Items from a data source:
++++++

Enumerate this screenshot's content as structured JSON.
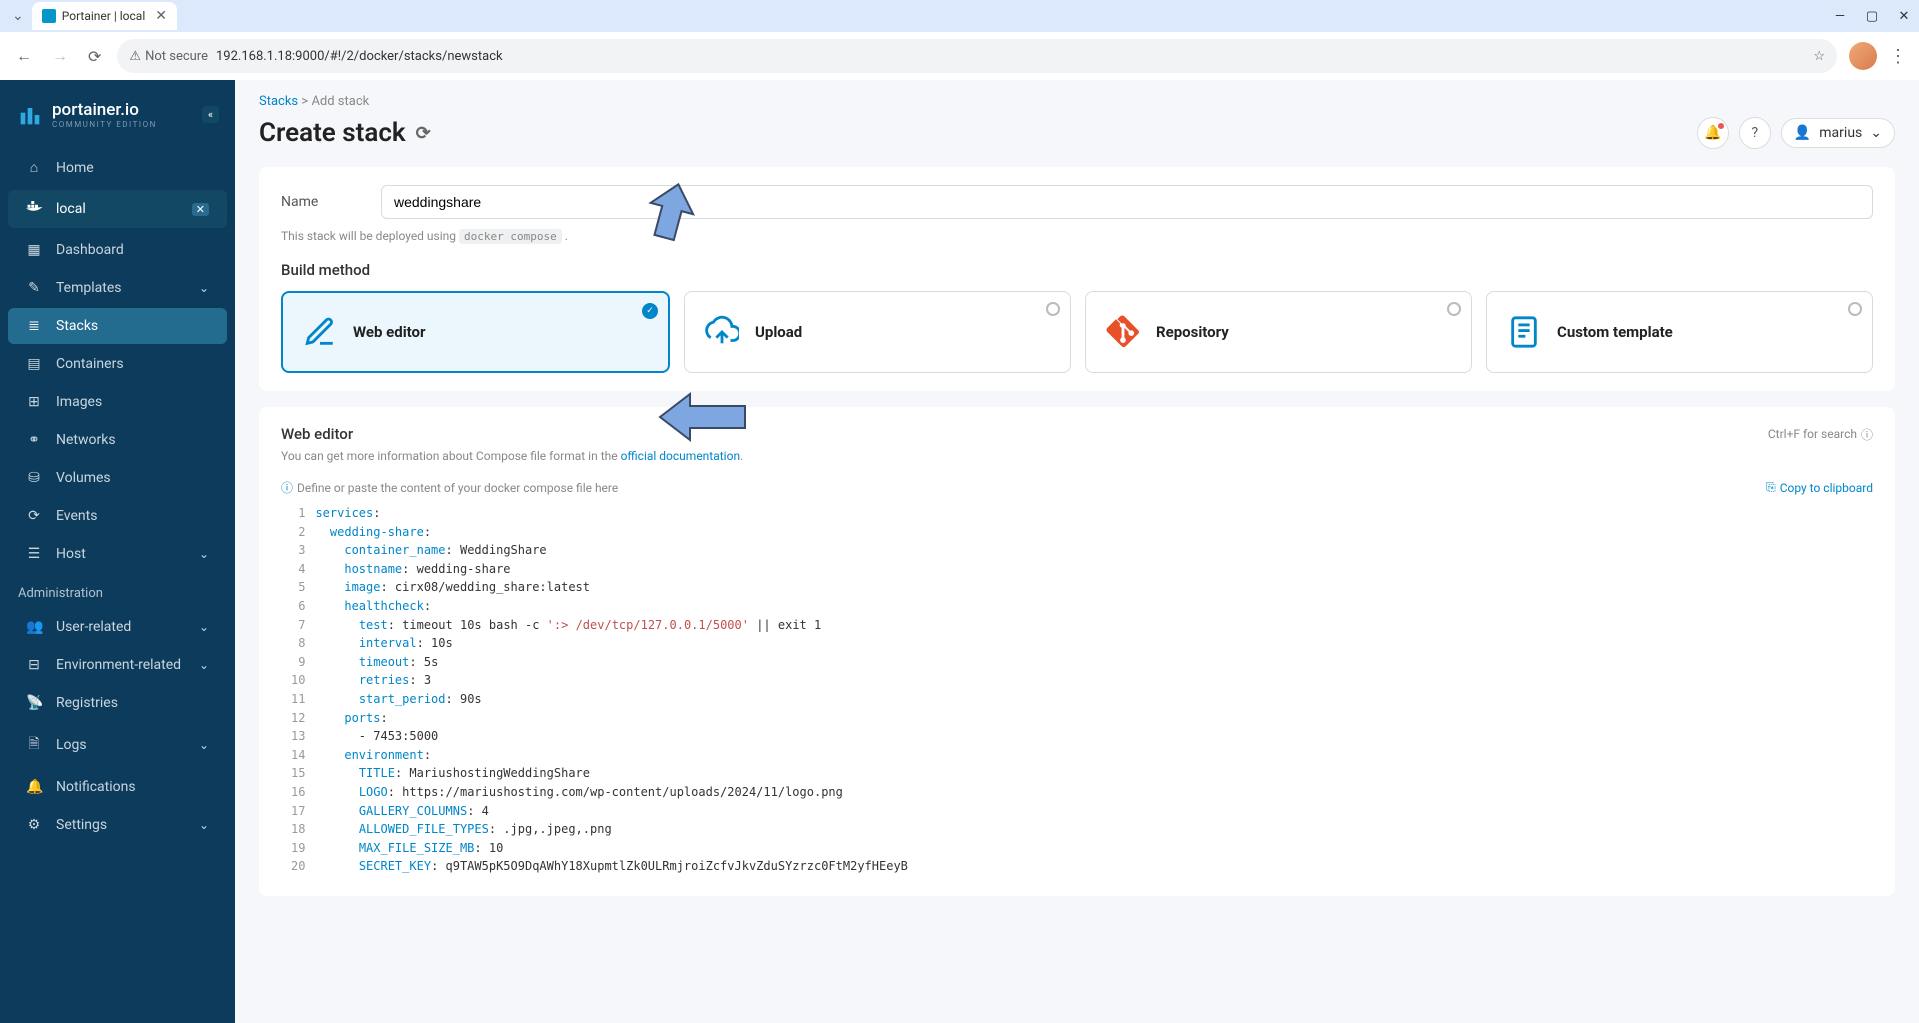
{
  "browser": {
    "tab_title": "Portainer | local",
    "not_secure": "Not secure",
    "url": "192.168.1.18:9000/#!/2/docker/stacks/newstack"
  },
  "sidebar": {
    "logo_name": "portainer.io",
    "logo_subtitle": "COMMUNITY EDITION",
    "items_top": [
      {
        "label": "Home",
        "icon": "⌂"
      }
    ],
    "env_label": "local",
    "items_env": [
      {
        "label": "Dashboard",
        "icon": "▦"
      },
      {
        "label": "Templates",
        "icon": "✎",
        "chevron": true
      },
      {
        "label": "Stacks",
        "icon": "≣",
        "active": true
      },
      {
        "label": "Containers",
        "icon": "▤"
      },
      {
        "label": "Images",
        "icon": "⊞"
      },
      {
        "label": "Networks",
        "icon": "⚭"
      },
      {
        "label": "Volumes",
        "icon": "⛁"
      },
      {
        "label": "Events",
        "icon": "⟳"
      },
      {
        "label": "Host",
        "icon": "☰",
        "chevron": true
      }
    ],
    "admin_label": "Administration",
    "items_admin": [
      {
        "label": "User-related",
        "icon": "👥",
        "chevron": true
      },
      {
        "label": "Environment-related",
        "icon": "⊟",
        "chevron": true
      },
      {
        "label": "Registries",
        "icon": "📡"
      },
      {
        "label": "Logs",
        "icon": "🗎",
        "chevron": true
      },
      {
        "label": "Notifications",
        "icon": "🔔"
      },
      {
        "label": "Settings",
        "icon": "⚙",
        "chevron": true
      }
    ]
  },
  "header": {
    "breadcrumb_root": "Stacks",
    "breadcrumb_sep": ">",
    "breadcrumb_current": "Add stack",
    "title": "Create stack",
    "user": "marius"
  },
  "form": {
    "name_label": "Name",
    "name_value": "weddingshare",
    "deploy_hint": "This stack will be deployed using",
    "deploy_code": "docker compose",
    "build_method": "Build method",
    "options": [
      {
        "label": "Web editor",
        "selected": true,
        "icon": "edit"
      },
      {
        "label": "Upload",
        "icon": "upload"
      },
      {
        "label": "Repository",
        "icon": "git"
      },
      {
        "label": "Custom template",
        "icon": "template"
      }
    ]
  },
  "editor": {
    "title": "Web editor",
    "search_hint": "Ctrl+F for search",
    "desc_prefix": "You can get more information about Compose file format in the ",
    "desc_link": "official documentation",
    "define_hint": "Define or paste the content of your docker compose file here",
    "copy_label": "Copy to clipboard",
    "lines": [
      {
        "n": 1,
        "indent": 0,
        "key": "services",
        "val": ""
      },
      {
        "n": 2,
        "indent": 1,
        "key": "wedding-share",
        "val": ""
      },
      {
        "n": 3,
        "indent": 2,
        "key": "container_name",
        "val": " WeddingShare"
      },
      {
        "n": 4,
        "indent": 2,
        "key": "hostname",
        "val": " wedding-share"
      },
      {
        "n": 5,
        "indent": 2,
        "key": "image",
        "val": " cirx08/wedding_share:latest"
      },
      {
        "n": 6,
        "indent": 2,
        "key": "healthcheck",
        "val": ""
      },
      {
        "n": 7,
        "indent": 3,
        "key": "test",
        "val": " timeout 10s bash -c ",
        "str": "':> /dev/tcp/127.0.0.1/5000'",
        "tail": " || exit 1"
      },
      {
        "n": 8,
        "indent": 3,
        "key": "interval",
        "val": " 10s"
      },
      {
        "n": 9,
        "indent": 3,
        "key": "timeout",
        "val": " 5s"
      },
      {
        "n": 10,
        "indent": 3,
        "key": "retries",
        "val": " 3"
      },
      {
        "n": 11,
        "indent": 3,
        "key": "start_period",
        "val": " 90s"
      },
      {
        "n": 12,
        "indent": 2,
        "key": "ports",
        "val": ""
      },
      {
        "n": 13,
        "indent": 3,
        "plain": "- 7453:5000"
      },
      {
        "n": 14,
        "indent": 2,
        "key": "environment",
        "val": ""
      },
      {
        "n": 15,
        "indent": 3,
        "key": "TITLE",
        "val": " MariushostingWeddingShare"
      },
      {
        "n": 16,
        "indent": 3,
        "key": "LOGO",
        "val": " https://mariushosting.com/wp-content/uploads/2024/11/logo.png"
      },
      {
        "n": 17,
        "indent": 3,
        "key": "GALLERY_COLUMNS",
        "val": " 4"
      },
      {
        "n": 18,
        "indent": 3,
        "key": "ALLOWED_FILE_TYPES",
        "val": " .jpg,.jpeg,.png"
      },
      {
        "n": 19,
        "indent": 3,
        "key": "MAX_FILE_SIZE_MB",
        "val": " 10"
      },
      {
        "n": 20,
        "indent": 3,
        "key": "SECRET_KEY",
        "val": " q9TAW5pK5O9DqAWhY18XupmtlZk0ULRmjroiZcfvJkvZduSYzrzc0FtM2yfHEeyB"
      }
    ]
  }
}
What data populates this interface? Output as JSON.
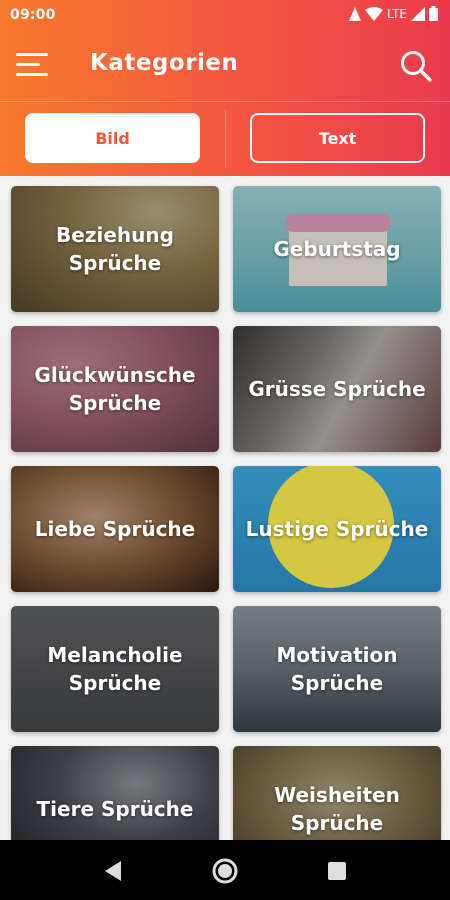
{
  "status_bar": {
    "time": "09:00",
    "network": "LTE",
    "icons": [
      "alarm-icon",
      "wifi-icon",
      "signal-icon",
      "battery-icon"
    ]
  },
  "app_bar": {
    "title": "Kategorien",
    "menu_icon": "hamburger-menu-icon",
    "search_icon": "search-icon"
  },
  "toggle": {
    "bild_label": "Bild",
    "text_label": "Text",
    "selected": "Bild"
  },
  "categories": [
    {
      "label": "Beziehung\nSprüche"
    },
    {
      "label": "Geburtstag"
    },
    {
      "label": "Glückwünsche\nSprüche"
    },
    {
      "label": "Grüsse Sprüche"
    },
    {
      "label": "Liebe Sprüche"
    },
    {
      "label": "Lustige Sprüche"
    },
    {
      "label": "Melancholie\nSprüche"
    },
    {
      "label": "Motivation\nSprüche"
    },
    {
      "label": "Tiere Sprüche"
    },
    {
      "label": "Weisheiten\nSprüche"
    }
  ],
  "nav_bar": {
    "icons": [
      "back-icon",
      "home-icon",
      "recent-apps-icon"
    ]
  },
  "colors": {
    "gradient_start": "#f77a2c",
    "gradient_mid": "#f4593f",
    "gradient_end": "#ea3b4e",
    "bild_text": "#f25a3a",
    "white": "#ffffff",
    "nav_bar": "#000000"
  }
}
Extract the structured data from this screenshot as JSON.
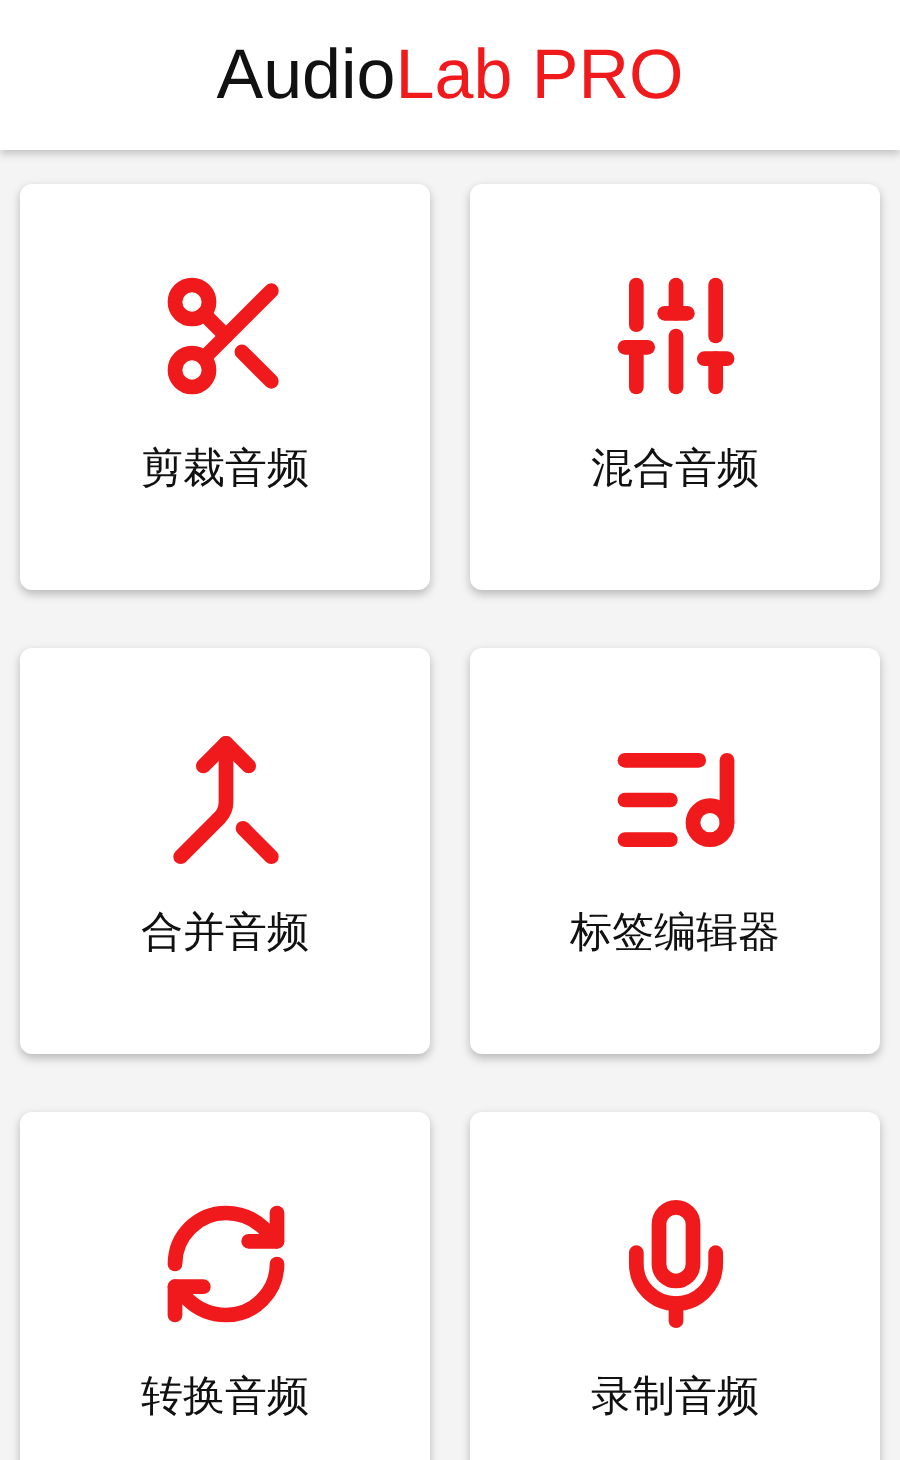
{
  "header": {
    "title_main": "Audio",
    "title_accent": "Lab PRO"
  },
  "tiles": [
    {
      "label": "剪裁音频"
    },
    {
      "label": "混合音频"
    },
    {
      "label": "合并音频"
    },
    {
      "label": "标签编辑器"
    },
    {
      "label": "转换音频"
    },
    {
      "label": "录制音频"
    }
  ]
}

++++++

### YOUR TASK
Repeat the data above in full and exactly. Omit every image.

### ANSWER FOR THIS EXERCISE
Enumerate this screenshot's content as structured JSON.
{
  "browser": {
    "tab_title": "Portainer | local",
    "not_secure": "Not secure",
    "url": "192.168.1.18:9000/#!/2/docker/stacks/newstack"
  },
  "sidebar": {
    "logo_name": "portainer.io",
    "logo_subtitle": "COMMUNITY EDITION",
    "items_top": [
      {
        "label": "Home",
        "icon": "⌂"
      }
    ],
    "env_label": "local",
    "items_env": [
      {
        "label": "Dashboard",
        "icon": "▦"
      },
      {
        "label": "Templates",
        "icon": "✎",
        "chevron": true
      },
      {
        "label": "Stacks",
        "icon": "≣",
        "active": true
      },
      {
        "label": "Containers",
        "icon": "▤"
      },
      {
        "label": "Images",
        "icon": "⊞"
      },
      {
        "label": "Networks",
        "icon": "⚭"
      },
      {
        "label": "Volumes",
        "icon": "⛁"
      },
      {
        "label": "Events",
        "icon": "⟳"
      },
      {
        "label": "Host",
        "icon": "☰",
        "chevron": true
      }
    ],
    "admin_label": "Administration",
    "items_admin": [
      {
        "label": "User-related",
        "icon": "👥",
        "chevron": true
      },
      {
        "label": "Environment-related",
        "icon": "⊟",
        "chevron": true
      },
      {
        "label": "Registries",
        "icon": "📡"
      },
      {
        "label": "Logs",
        "icon": "🗎",
        "chevron": true
      },
      {
        "label": "Notifications",
        "icon": "🔔"
      },
      {
        "label": "Settings",
        "icon": "⚙",
        "chevron": true
      }
    ]
  },
  "header": {
    "breadcrumb_root": "Stacks",
    "breadcrumb_sep": ">",
    "breadcrumb_current": "Add stack",
    "title": "Create stack",
    "user": "marius"
  },
  "form": {
    "name_label": "Name",
    "name_value": "weddingshare",
    "deploy_hint": "This stack will be deployed using",
    "deploy_code": "docker compose",
    "build_method": "Build method",
    "options": [
      {
        "label": "Web editor",
        "selected": true,
        "icon": "edit"
      },
      {
        "label": "Upload",
        "icon": "upload"
      },
      {
        "label": "Repository",
        "icon": "git"
      },
      {
        "label": "Custom template",
        "icon": "template"
      }
    ]
  },
  "editor": {
    "title": "Web editor",
    "search_hint": "Ctrl+F for search",
    "desc_prefix": "You can get more information about Compose file format in the ",
    "desc_link": "official documentation",
    "define_hint": "Define or paste the content of your docker compose file here",
    "copy_label": "Copy to clipboard",
    "lines": [
      {
        "n": 1,
        "indent": 0,
        "key": "services",
        "val": ""
      },
      {
        "n": 2,
        "indent": 1,
        "key": "wedding-share",
        "val": ""
      },
      {
        "n": 3,
        "indent": 2,
        "key": "container_name",
        "val": " WeddingShare"
      },
      {
        "n": 4,
        "indent": 2,
        "key": "hostname",
        "val": " wedding-share"
      },
      {
        "n": 5,
        "indent": 2,
        "key": "image",
        "val": " cirx08/wedding_share:latest"
      },
      {
        "n": 6,
        "indent": 2,
        "key": "healthcheck",
        "val": ""
      },
      {
        "n": 7,
        "indent": 3,
        "key": "test",
        "val": " timeout 10s bash -c ",
        "str": "':> /dev/tcp/127.0.0.1/5000'",
        "tail": " || exit 1"
      },
      {
        "n": 8,
        "indent": 3,
        "key": "interval",
        "val": " 10s"
      },
      {
        "n": 9,
        "indent": 3,
        "key": "timeout",
        "val": " 5s"
      },
      {
        "n": 10,
        "indent": 3,
        "key": "retries",
        "val": " 3"
      },
      {
        "n": 11,
        "indent": 3,
        "key": "start_period",
        "val": " 90s"
      },
      {
        "n": 12,
        "indent": 2,
        "key": "ports",
        "val": ""
      },
      {
        "n": 13,
        "indent": 3,
        "plain": "- 7453:5000"
      },
      {
        "n": 14,
        "indent": 2,
        "key": "environment",
        "val": ""
      },
      {
        "n": 15,
        "indent": 3,
        "key": "TITLE",
        "val": " MariushostingWeddingShare"
      },
      {
        "n": 16,
        "indent": 3,
        "key": "LOGO",
        "val": " https://mariushosting.com/wp-content/uploads/2024/11/logo.png"
      },
      {
        "n": 17,
        "indent": 3,
        "key": "GALLERY_COLUMNS",
        "val": " 4"
      },
      {
        "n": 18,
        "indent": 3,
        "key": "ALLOWED_FILE_TYPES",
        "val": " .jpg,.jpeg,.png"
      },
      {
        "n": 19,
        "indent": 3,
        "key": "MAX_FILE_SIZE_MB",
        "val": " 10"
      },
      {
        "n": 20,
        "indent": 3,
        "key": "SECRET_KEY",
        "val": " q9TAW5pK5O9DqAWhY18XupmtlZk0ULRmjroiZcfvJkvZduSYzrzc0FtM2yfHEeyB"
      }
    ]
  }
}
What data populates this interface? Output as JSON.
{
  "status_bar": {
    "time": "09:00",
    "network": "LTE",
    "icons": [
      "alarm-icon",
      "wifi-icon",
      "signal-icon",
      "battery-icon"
    ]
  },
  "app_bar": {
    "title": "Kategorien",
    "menu_icon": "hamburger-menu-icon",
    "search_icon": "search-icon"
  },
  "toggle": {
    "bild_label": "Bild",
    "text_label": "Text",
    "selected": "Bild"
  },
  "categories": [
    {
      "label": "Beziehung\nSprüche"
    },
    {
      "label": "Geburtstag"
    },
    {
      "label": "Glückwünsche\nSprüche"
    },
    {
      "label": "Grüsse Sprüche"
    },
    {
      "label": "Liebe Sprüche"
    },
    {
      "label": "Lustige Sprüche"
    },
    {
      "label": "Melancholie\nSprüche"
    },
    {
      "label": "Motivation\nSprüche"
    },
    {
      "label": "Tiere Sprüche"
    },
    {
      "label": "Weisheiten\nSprüche"
    }
  ],
  "nav_bar": {
    "icons": [
      "back-icon",
      "home-icon",
      "recent-apps-icon"
    ]
  },
  "colors": {
    "gradient_start": "#f77a2c",
    "gradient_mid": "#f4593f",
    "gradient_end": "#ea3b4e",
    "bild_text": "#f25a3a",
    "white": "#ffffff",
    "nav_bar": "#000000"
  }
}
Extract the structured data from this screenshot as JSON.
{
  "header": {
    "title_main": "Audio",
    "title_accent": "Lab PRO"
  },
  "tiles": [
    {
      "label": "剪裁音频"
    },
    {
      "label": "混合音频"
    },
    {
      "label": "合并音频"
    },
    {
      "label": "标签编辑器"
    },
    {
      "label": "转换音频"
    },
    {
      "label": "录制音频"
    }
  ]
}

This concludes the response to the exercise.